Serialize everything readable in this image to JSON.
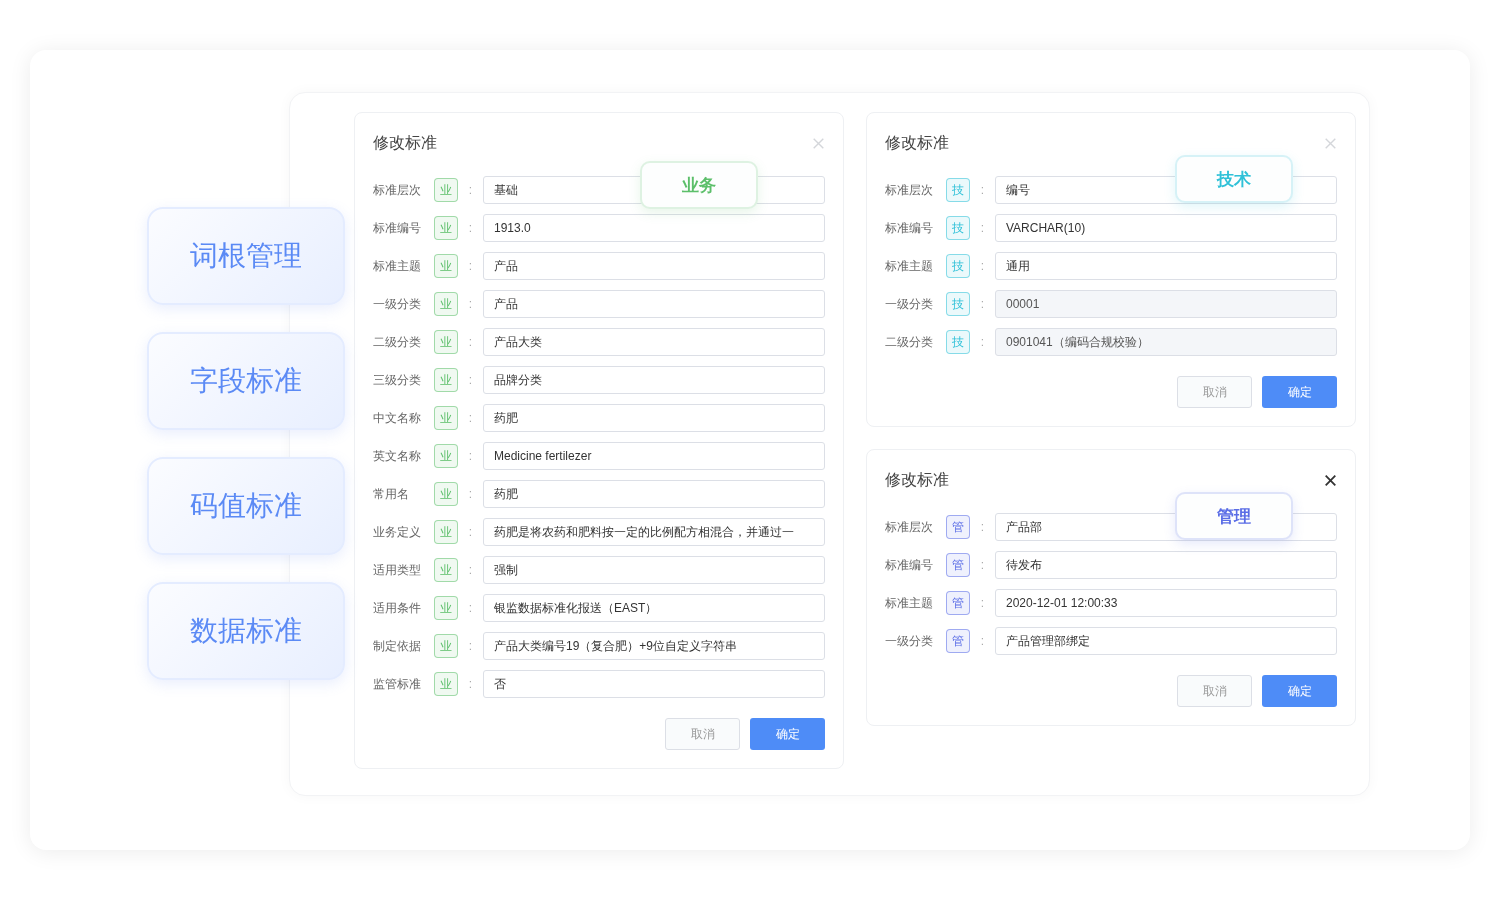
{
  "nav_items": [
    "词根管理",
    "字段标准",
    "码值标准",
    "数据标准"
  ],
  "dialogs": [
    {
      "title": "修改标准",
      "badge": "业务",
      "color": "#5cbf6a",
      "close_emphasized": false,
      "fields": [
        {
          "label": "标准层次",
          "tag": "业",
          "colon": ":",
          "value": "基础",
          "disabled": false
        },
        {
          "label": "标准编号",
          "tag": "业",
          "colon": ":",
          "value": "1913.0",
          "disabled": false
        },
        {
          "label": "标准主题",
          "tag": "业",
          "colon": ":",
          "value": "产品",
          "disabled": false
        },
        {
          "label": "一级分类",
          "tag": "业",
          "colon": ":",
          "value": "产品",
          "disabled": false
        },
        {
          "label": "二级分类",
          "tag": "业",
          "colon": ":",
          "value": "产品大类",
          "disabled": false
        },
        {
          "label": "三级分类",
          "tag": "业",
          "colon": ":",
          "value": "品牌分类",
          "disabled": false
        },
        {
          "label": "中文名称",
          "tag": "业",
          "colon": ":",
          "value": "药肥",
          "disabled": false
        },
        {
          "label": "英文名称",
          "tag": "业",
          "colon": ":",
          "value": "Medicine fertilezer",
          "disabled": false
        },
        {
          "label": "常用名",
          "tag": "业",
          "colon": ":",
          "value": "药肥",
          "disabled": false
        },
        {
          "label": "业务定义",
          "tag": "业",
          "colon": ":",
          "value": "药肥是将农药和肥料按一定的比例配方相混合，并通过一",
          "disabled": false
        },
        {
          "label": "适用类型",
          "tag": "业",
          "colon": ":",
          "value": "强制",
          "disabled": false
        },
        {
          "label": "适用条件",
          "tag": "业",
          "colon": ":",
          "value": "银监数据标准化报送（EAST）",
          "disabled": false
        },
        {
          "label": "制定依据",
          "tag": "业",
          "colon": ":",
          "value": "产品大类编号19（复合肥）+9位自定义字符串",
          "disabled": false
        },
        {
          "label": "监管标准",
          "tag": "业",
          "colon": ":",
          "value": "否",
          "disabled": false
        }
      ],
      "buttons": {
        "cancel": "取消",
        "confirm": "确定"
      }
    },
    {
      "title": "修改标准",
      "badge": "技术",
      "color": "#2fc1d8",
      "close_emphasized": false,
      "fields": [
        {
          "label": "标准层次",
          "tag": "技",
          "colon": ":",
          "value": "编号",
          "disabled": false
        },
        {
          "label": "标准编号",
          "tag": "技",
          "colon": ":",
          "value": "VARCHAR(10)",
          "disabled": false
        },
        {
          "label": "标准主题",
          "tag": "技",
          "colon": ":",
          "value": "通用",
          "disabled": false
        },
        {
          "label": "一级分类",
          "tag": "技",
          "colon": ":",
          "value": "00001",
          "disabled": true
        },
        {
          "label": "二级分类",
          "tag": "技",
          "colon": ":",
          "value": "0901041（编码合规校验）",
          "disabled": true
        }
      ],
      "buttons": {
        "cancel": "取消",
        "confirm": "确定"
      }
    },
    {
      "title": "修改标准",
      "badge": "管理",
      "color": "#5a6de6",
      "close_emphasized": true,
      "fields": [
        {
          "label": "标准层次",
          "tag": "管",
          "colon": ":",
          "value": "产品部",
          "disabled": false
        },
        {
          "label": "标准编号",
          "tag": "管",
          "colon": ":",
          "value": "待发布",
          "disabled": false
        },
        {
          "label": "标准主题",
          "tag": "管",
          "colon": ":",
          "value": "2020-12-01 12:00:33",
          "disabled": false
        },
        {
          "label": "一级分类",
          "tag": "管",
          "colon": ":",
          "value": "产品管理部绑定",
          "disabled": false
        }
      ],
      "buttons": {
        "cancel": "取消",
        "confirm": "确定"
      }
    }
  ]
}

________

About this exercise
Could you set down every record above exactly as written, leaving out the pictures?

Task output
Serialize everything readable in this image to JSON.
{
  "nav_items": [
    "词根管理",
    "字段标准",
    "码值标准",
    "数据标准"
  ],
  "dialogs": [
    {
      "title": "修改标准",
      "badge": "业务",
      "color": "#5cbf6a",
      "close_emphasized": false,
      "fields": [
        {
          "label": "标准层次",
          "tag": "业",
          "colon": ":",
          "value": "基础",
          "disabled": false
        },
        {
          "label": "标准编号",
          "tag": "业",
          "colon": ":",
          "value": "1913.0",
          "disabled": false
        },
        {
          "label": "标准主题",
          "tag": "业",
          "colon": ":",
          "value": "产品",
          "disabled": false
        },
        {
          "label": "一级分类",
          "tag": "业",
          "colon": ":",
          "value": "产品",
          "disabled": false
        },
        {
          "label": "二级分类",
          "tag": "业",
          "colon": ":",
          "value": "产品大类",
          "disabled": false
        },
        {
          "label": "三级分类",
          "tag": "业",
          "colon": ":",
          "value": "品牌分类",
          "disabled": false
        },
        {
          "label": "中文名称",
          "tag": "业",
          "colon": ":",
          "value": "药肥",
          "disabled": false
        },
        {
          "label": "英文名称",
          "tag": "业",
          "colon": ":",
          "value": "Medicine fertilezer",
          "disabled": false
        },
        {
          "label": "常用名",
          "tag": "业",
          "colon": ":",
          "value": "药肥",
          "disabled": false
        },
        {
          "label": "业务定义",
          "tag": "业",
          "colon": ":",
          "value": "药肥是将农药和肥料按一定的比例配方相混合，并通过一",
          "disabled": false
        },
        {
          "label": "适用类型",
          "tag": "业",
          "colon": ":",
          "value": "强制",
          "disabled": false
        },
        {
          "label": "适用条件",
          "tag": "业",
          "colon": ":",
          "value": "银监数据标准化报送（EAST）",
          "disabled": false
        },
        {
          "label": "制定依据",
          "tag": "业",
          "colon": ":",
          "value": "产品大类编号19（复合肥）+9位自定义字符串",
          "disabled": false
        },
        {
          "label": "监管标准",
          "tag": "业",
          "colon": ":",
          "value": "否",
          "disabled": false
        }
      ],
      "buttons": {
        "cancel": "取消",
        "confirm": "确定"
      }
    },
    {
      "title": "修改标准",
      "badge": "技术",
      "color": "#2fc1d8",
      "close_emphasized": false,
      "fields": [
        {
          "label": "标准层次",
          "tag": "技",
          "colon": ":",
          "value": "编号",
          "disabled": false
        },
        {
          "label": "标准编号",
          "tag": "技",
          "colon": ":",
          "value": "VARCHAR(10)",
          "disabled": false
        },
        {
          "label": "标准主题",
          "tag": "技",
          "colon": ":",
          "value": "通用",
          "disabled": false
        },
        {
          "label": "一级分类",
          "tag": "技",
          "colon": ":",
          "value": "00001",
          "disabled": true
        },
        {
          "label": "二级分类",
          "tag": "技",
          "colon": ":",
          "value": "0901041（编码合规校验）",
          "disabled": true
        }
      ],
      "buttons": {
        "cancel": "取消",
        "confirm": "确定"
      }
    },
    {
      "title": "修改标准",
      "badge": "管理",
      "color": "#5a6de6",
      "close_emphasized": true,
      "fields": [
        {
          "label": "标准层次",
          "tag": "管",
          "colon": ":",
          "value": "产品部",
          "disabled": false
        },
        {
          "label": "标准编号",
          "tag": "管",
          "colon": ":",
          "value": "待发布",
          "disabled": false
        },
        {
          "label": "标准主题",
          "tag": "管",
          "colon": ":",
          "value": "2020-12-01 12:00:33",
          "disabled": false
        },
        {
          "label": "一级分类",
          "tag": "管",
          "colon": ":",
          "value": "产品管理部绑定",
          "disabled": false
        }
      ],
      "buttons": {
        "cancel": "取消",
        "confirm": "确定"
      }
    }
  ]
}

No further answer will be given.